Still, a void exists…


Everyone Doesn’t Know Why We Do It

Why do we do it?

The idea is to challenge the readers. That’s the entire point of an opinion piece. 

I love AEW. I could just write about strictly that. My next piece could be “Top 10 Cool Things I Love About Jurassic Express” — but that’s a bit silly, right? And aside from poor takes that shouldn’t have been published in the first place, there’s not much left for people like me to do to either try and challenge others, or just quit entirely.

So instead I want to challenge the narrative.

I repeatedly call WWE a weekly sitcom that uses wrestling as a plot device. If you look at wrestling history as a whole, even through the WWF of the 80s, professional wrestling was built a certain way. Its 90’s popularity (Monday Night Wars) isn’t indicative of what the industry actually is. Hot take: In perspective, the Monday Night Wars really didn’t have a lot of great wrestling. 

I’d even go as far to say that the last 25 years of pro wrestling as we know it in the mainstream (pre-AEW) really isn’t wrestling at the core. The closest we have come to that now is AEW, New Japan, Impact, Stardom, and NWA. These are shows that offer a large amount of ACTUAL WRESTLING.

But see?
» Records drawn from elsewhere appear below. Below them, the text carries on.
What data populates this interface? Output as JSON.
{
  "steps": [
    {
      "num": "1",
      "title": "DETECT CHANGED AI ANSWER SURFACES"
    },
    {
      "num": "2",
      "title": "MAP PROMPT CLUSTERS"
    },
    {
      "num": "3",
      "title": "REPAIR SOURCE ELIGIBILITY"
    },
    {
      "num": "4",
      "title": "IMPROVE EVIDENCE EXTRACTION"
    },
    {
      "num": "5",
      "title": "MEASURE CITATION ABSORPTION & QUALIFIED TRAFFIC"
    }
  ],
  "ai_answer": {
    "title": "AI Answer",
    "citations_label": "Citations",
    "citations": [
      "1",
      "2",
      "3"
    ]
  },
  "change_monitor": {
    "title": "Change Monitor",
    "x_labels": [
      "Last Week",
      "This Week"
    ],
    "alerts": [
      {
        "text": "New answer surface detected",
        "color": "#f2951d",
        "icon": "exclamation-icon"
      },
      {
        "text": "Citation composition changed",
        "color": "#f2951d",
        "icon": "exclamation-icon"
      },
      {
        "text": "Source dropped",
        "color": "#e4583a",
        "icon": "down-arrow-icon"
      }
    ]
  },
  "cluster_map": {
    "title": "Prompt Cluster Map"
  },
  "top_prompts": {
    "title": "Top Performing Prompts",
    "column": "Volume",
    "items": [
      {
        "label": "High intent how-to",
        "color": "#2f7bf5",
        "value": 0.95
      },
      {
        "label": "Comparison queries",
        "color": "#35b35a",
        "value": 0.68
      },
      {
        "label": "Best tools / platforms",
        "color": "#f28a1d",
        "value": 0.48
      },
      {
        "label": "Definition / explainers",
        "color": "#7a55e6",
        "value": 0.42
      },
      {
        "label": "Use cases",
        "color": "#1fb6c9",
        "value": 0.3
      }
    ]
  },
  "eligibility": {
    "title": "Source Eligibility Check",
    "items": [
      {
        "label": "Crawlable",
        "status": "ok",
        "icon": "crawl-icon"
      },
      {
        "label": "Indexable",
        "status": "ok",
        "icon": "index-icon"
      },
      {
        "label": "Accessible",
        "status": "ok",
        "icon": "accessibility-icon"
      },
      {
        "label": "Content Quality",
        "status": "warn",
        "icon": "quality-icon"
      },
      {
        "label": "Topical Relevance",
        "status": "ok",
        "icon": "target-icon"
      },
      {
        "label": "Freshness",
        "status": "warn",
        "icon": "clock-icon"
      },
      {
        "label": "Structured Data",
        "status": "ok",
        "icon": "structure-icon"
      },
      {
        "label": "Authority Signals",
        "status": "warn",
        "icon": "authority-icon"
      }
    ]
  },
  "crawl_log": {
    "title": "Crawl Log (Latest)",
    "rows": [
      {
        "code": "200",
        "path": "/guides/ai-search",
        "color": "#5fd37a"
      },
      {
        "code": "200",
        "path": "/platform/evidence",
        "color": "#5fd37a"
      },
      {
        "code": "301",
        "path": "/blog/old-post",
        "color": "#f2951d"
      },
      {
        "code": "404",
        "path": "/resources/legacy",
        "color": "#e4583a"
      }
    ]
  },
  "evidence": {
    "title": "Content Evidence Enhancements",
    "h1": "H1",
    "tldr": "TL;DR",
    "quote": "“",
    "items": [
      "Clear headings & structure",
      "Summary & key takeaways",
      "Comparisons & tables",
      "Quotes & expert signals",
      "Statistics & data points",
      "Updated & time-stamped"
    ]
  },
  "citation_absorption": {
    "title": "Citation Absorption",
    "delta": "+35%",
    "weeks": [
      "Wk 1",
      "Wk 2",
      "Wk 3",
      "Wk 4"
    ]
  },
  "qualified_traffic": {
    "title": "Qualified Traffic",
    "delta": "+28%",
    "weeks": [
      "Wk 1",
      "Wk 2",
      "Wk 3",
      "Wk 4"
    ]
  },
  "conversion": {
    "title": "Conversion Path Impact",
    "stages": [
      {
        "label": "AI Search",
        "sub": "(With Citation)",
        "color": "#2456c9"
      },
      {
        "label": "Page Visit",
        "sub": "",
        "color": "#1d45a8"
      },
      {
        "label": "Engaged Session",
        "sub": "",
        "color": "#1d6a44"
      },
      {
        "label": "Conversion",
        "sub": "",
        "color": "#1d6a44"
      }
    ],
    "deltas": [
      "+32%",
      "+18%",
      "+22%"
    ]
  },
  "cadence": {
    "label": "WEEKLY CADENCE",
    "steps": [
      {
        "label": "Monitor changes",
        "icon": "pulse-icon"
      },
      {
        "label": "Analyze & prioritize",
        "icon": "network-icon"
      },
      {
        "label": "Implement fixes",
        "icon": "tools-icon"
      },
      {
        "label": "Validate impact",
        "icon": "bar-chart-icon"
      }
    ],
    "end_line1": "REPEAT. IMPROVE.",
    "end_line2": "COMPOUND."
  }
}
I’m challenging you. I’ve been a wrestling fan for 35 years. Been there, done that, I know my history and have seen a lot of it. Have you? If not, then my articles can be challenging.

Otherwise, what’s the point?
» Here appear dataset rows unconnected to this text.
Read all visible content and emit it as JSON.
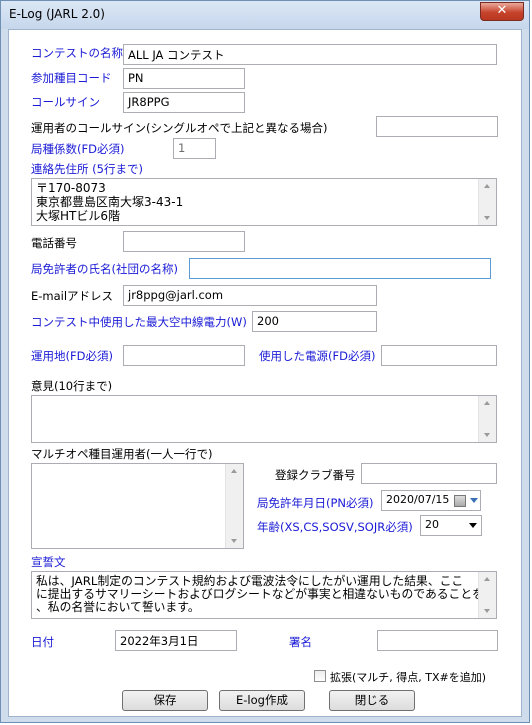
{
  "window": {
    "title": "E-Log (JARL 2.0)",
    "close_label": "✕"
  },
  "fields": {
    "contest_name": {
      "label": "コンテストの名称",
      "value": "ALL JA コンテスト"
    },
    "category_code": {
      "label": "参加種目コード",
      "value": "PN"
    },
    "callsign": {
      "label": "コールサイン",
      "value": "JR8PPG"
    },
    "operator_callsign": {
      "label": "運用者のコールサイン(シングルオペで上記と異なる場合)",
      "value": ""
    },
    "station_coefficient": {
      "label": "局種係数(FD必須)",
      "value": "1"
    },
    "address": {
      "label": "連絡先住所 (5行まで)",
      "lines": "〒170-8073\n東京都豊島区南大塚3-43-1\n大塚HTビル6階"
    },
    "phone": {
      "label": "電話番号",
      "value": ""
    },
    "licensee_name": {
      "label": "局免許者の氏名(社団の名称)",
      "value": ""
    },
    "email": {
      "label": "E-mailアドレス",
      "value": "jr8ppg@jarl.com"
    },
    "max_power": {
      "label": "コンテスト中使用した最大空中線電力(W)",
      "value": "200"
    },
    "operating_location": {
      "label": "運用地(FD必須)",
      "value": ""
    },
    "power_source": {
      "label": "使用した電源(FD必須)",
      "value": ""
    },
    "opinion": {
      "label": "意見(10行まで)",
      "value": ""
    },
    "multi_operators": {
      "label": "マルチオペ種目運用者(一人一行で)",
      "value": ""
    },
    "club_number": {
      "label": "登録クラブ番号",
      "value": ""
    },
    "license_date": {
      "label": "局免許年月日(PN必須)",
      "value": "2020/07/15"
    },
    "age": {
      "label": "年齢(XS,CS,SOSV,SOJR必須)",
      "value": "20"
    },
    "oath": {
      "label": "宣誓文",
      "text": "私は、JARL制定のコンテスト規約および電波法令にしたがい運用した結果、ここ\nに提出するサマリーシートおよびログシートなどが事実と相違ないものであることを\n、私の名誉において誓います。"
    },
    "date": {
      "label": "日付",
      "value": "2022年3月1日"
    },
    "signature": {
      "label": "署名",
      "value": ""
    }
  },
  "extend_checkbox": {
    "label": "拡張(マルチ, 得点, TX#を追加)",
    "checked": false
  },
  "buttons": {
    "save": "保存",
    "create": "E-log作成",
    "close": "閉じる"
  }
}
Nobody Wants to be Challenged

And this brings us to the final piece of this. When we take all of this into perspective, one damning aspect shines through: Nobody really wants to be challenged anymore. 

We live in our social media bubbles (or not in them at all), and we reject what doesn’t fit into the narrative we have created for our own fandom. When something that we have not approved of temporarily pops the bubble, we lash out at it. Hence, the ongoing bickering of WWE and AEW fans online.

I could make a simple observations/challenges for those outside of my own bubble. But at the end of the day, does it all really matter? We shout into the void, and it’s quite cathartic, but we rarely hear nothing more than our own echoes.

Few, if any, will open the doors within themselves for reflection. This requires diminishing their own comfort levels and wading through years of careful branding.

On other words dust has settled, and has stuck to the ground.



This is usually the section where I conclude my articles, but I really have nothing left to say. When few will venture out to read the opinions of others, and comment constructively, then fewer real conversations are had.

If we were to openly challenge our narratives, be it through discussion or on video, some amazing ideas would come to light. As far as I know, there doesn’t even exist a far-reaching medium where fans from all sides can get together and have some legitimately good conversations about the sport that we all love. The comments section on an article or on social media can only push the needle so far, and usually, it aims in the other direction.

With all of that, take care.